[Provided data]:
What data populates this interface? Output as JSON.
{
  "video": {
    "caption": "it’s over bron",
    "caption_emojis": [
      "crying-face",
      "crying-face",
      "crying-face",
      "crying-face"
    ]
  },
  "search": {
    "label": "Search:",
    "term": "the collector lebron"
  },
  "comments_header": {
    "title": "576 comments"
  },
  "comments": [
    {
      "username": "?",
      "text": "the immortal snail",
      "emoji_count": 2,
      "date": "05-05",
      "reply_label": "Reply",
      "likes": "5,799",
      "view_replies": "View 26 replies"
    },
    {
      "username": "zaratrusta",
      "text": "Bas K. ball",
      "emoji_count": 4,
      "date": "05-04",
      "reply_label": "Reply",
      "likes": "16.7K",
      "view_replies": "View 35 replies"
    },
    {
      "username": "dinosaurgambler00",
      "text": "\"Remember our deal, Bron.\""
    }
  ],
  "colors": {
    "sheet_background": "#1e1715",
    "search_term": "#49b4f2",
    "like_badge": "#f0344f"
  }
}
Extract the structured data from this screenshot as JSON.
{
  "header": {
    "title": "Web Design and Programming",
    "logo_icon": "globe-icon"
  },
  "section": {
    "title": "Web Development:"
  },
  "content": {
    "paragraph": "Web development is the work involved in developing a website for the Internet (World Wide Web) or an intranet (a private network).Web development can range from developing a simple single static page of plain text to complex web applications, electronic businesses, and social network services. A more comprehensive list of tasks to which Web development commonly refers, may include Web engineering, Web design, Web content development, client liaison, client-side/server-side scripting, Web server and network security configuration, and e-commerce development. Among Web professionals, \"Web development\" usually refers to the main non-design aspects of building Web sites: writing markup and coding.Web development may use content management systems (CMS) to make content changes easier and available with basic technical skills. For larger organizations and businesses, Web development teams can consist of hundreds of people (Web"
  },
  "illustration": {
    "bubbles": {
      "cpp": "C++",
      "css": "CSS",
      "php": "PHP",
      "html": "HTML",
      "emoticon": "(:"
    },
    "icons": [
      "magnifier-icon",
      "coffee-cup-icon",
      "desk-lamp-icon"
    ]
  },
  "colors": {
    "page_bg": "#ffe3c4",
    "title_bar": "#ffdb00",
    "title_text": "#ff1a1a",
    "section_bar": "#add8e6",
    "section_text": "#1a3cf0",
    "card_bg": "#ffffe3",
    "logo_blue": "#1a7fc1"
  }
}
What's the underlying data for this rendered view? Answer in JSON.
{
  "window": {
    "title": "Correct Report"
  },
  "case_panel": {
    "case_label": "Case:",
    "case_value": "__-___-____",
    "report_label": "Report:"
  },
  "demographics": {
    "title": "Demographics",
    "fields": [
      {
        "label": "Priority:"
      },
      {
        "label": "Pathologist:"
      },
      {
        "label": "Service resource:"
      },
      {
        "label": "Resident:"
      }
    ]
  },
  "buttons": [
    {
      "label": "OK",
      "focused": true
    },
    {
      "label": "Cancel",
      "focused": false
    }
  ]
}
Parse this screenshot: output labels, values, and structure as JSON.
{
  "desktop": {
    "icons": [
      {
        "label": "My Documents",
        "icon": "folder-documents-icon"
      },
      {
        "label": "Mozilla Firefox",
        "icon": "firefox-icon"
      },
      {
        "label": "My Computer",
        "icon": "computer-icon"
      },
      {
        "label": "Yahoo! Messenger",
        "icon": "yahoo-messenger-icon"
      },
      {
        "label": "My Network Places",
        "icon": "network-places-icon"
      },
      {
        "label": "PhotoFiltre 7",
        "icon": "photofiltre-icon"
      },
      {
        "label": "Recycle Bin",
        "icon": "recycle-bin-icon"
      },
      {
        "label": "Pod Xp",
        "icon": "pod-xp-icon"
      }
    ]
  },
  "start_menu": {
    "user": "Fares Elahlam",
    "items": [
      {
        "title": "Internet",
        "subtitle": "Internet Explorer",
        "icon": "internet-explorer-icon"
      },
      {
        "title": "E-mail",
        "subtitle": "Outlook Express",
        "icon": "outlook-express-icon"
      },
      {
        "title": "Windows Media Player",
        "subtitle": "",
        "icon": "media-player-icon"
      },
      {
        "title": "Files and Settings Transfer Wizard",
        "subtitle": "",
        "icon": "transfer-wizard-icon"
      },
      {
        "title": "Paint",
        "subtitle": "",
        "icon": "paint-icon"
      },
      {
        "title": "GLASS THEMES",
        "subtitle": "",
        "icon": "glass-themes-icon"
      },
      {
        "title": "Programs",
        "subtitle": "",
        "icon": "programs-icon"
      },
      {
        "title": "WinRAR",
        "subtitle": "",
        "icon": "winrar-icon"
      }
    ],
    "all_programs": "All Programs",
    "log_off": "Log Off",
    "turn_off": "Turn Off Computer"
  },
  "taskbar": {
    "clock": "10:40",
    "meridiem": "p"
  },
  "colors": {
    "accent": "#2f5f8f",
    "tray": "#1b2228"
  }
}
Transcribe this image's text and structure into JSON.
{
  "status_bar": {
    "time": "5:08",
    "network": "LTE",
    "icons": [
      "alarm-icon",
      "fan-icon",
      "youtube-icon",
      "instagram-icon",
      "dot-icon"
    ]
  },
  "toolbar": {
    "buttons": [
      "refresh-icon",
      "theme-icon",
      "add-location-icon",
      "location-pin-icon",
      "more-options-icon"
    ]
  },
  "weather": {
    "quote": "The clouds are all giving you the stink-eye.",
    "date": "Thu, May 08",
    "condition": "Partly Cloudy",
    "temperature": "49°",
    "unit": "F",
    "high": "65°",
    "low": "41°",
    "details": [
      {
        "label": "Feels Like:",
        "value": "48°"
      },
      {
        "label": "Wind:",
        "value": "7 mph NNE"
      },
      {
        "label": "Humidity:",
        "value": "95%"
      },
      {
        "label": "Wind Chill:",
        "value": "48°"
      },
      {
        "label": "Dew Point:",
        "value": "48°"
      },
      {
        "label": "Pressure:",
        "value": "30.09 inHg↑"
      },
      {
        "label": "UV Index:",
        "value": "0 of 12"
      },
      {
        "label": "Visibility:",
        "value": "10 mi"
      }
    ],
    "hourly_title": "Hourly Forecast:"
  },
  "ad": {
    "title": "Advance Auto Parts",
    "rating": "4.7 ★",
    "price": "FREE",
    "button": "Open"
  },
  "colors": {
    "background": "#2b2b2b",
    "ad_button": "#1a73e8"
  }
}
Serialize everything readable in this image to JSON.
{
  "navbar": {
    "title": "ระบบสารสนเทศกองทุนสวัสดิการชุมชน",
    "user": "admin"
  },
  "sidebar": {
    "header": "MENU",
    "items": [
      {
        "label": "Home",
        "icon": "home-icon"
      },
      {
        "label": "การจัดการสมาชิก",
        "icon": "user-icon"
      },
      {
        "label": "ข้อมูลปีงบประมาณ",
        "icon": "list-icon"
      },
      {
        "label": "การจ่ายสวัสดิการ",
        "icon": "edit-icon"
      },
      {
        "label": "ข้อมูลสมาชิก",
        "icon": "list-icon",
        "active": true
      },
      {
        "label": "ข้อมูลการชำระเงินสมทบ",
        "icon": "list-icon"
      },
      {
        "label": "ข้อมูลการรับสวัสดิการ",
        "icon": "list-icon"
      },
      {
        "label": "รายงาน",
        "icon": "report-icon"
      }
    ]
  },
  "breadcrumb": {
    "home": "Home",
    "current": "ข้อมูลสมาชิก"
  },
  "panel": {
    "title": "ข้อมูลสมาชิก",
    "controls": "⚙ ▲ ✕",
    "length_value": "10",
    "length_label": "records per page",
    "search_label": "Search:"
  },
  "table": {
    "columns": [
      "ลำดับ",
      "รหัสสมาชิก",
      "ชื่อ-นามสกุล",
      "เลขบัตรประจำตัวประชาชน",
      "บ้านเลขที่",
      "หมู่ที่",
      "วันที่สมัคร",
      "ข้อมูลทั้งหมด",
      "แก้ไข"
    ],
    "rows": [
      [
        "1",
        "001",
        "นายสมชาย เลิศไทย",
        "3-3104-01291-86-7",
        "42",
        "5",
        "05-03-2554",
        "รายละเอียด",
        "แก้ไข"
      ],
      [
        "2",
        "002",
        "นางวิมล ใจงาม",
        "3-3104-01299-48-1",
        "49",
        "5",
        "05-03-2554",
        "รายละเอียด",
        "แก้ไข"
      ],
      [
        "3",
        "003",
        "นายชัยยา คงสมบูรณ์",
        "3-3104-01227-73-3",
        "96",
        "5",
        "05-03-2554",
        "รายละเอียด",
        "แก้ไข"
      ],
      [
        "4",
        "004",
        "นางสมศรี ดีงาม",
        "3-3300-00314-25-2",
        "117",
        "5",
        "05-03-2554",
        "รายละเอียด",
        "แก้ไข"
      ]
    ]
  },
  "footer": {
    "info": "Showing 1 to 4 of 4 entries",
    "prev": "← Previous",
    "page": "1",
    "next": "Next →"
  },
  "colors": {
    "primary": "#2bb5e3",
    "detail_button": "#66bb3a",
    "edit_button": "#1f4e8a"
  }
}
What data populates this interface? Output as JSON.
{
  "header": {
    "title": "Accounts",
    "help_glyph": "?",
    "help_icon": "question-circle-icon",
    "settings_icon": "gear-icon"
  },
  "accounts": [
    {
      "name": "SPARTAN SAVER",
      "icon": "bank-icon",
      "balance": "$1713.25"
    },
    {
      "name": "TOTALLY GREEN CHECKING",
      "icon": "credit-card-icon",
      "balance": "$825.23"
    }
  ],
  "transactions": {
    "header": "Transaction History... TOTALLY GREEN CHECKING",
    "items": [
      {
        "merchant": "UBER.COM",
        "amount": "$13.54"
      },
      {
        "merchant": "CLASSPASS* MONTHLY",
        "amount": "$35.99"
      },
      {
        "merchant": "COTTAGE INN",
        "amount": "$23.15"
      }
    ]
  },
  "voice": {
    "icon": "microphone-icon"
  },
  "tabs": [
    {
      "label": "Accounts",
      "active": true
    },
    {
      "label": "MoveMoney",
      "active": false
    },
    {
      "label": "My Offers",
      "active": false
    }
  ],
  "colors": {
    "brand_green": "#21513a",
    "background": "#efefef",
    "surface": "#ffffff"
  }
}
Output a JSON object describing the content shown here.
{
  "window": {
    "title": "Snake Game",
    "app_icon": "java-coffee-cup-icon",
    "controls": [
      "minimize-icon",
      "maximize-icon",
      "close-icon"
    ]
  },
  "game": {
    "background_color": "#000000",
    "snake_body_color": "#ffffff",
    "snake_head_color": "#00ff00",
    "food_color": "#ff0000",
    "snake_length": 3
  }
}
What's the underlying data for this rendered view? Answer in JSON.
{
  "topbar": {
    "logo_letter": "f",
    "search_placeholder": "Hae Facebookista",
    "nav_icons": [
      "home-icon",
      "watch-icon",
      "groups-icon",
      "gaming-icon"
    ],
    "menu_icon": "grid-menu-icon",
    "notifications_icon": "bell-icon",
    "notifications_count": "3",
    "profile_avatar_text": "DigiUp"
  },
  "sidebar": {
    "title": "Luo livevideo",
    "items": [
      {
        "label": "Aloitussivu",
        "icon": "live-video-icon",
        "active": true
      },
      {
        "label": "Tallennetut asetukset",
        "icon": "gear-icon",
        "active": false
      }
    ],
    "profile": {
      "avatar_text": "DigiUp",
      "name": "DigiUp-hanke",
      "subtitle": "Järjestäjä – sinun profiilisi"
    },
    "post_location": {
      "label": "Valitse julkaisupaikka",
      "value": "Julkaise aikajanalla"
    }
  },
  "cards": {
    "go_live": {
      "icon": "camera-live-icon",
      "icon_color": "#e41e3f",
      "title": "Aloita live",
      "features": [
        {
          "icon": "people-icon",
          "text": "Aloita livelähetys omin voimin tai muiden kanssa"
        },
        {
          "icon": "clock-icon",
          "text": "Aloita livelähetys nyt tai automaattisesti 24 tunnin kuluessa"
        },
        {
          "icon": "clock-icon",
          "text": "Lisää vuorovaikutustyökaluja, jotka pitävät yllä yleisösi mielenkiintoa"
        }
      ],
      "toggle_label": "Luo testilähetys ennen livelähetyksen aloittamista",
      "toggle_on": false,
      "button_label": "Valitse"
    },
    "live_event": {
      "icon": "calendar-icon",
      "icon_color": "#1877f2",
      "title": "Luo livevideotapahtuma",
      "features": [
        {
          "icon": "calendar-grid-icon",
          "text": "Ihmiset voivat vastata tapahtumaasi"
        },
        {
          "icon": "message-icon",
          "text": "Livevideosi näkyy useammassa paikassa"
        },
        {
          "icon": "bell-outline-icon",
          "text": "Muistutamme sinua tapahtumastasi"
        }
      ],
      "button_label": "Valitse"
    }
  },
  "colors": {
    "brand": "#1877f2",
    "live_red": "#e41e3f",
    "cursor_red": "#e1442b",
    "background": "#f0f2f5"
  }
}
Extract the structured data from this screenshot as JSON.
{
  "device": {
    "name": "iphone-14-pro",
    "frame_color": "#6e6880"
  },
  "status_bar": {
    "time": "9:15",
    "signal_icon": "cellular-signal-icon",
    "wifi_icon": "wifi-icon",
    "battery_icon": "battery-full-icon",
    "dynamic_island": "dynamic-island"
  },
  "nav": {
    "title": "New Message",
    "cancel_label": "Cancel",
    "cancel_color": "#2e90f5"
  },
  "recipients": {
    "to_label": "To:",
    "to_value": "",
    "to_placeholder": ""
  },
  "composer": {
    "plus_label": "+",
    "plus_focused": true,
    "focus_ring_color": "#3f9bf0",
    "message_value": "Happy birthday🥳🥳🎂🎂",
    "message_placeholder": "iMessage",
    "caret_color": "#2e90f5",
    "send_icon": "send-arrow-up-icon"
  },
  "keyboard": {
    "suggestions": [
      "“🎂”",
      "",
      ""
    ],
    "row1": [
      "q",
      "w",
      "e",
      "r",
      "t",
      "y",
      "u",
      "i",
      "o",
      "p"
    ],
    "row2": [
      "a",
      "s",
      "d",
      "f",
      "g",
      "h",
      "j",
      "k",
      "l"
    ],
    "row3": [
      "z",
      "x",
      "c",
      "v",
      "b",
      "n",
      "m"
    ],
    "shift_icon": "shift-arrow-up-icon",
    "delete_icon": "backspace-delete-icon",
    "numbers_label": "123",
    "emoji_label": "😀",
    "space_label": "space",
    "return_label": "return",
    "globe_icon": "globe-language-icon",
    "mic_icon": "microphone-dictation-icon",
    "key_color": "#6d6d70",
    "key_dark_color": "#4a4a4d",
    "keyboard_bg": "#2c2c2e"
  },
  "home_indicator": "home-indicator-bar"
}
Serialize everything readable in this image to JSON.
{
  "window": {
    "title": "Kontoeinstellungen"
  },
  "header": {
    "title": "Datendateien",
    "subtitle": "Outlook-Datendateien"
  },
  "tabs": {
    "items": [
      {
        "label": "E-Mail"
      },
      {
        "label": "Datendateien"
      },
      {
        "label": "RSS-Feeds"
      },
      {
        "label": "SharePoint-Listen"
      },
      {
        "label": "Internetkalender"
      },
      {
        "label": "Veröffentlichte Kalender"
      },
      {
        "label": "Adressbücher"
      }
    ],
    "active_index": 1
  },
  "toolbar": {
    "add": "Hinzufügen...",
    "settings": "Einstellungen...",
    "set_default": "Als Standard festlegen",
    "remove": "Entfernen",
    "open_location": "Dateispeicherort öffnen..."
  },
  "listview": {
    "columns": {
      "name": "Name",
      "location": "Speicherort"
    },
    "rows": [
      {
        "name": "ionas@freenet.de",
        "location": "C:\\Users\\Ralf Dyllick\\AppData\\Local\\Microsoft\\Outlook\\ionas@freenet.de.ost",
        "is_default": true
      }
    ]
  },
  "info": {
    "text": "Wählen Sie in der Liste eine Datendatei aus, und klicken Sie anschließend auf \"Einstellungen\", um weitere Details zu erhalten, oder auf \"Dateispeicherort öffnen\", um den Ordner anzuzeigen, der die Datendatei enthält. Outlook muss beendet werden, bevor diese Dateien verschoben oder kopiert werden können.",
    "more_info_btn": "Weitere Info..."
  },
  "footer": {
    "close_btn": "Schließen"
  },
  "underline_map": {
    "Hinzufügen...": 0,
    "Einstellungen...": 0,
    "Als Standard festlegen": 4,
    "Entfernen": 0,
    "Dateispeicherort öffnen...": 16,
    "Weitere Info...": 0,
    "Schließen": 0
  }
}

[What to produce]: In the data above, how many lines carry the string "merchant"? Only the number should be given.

[Exercise solution]: 3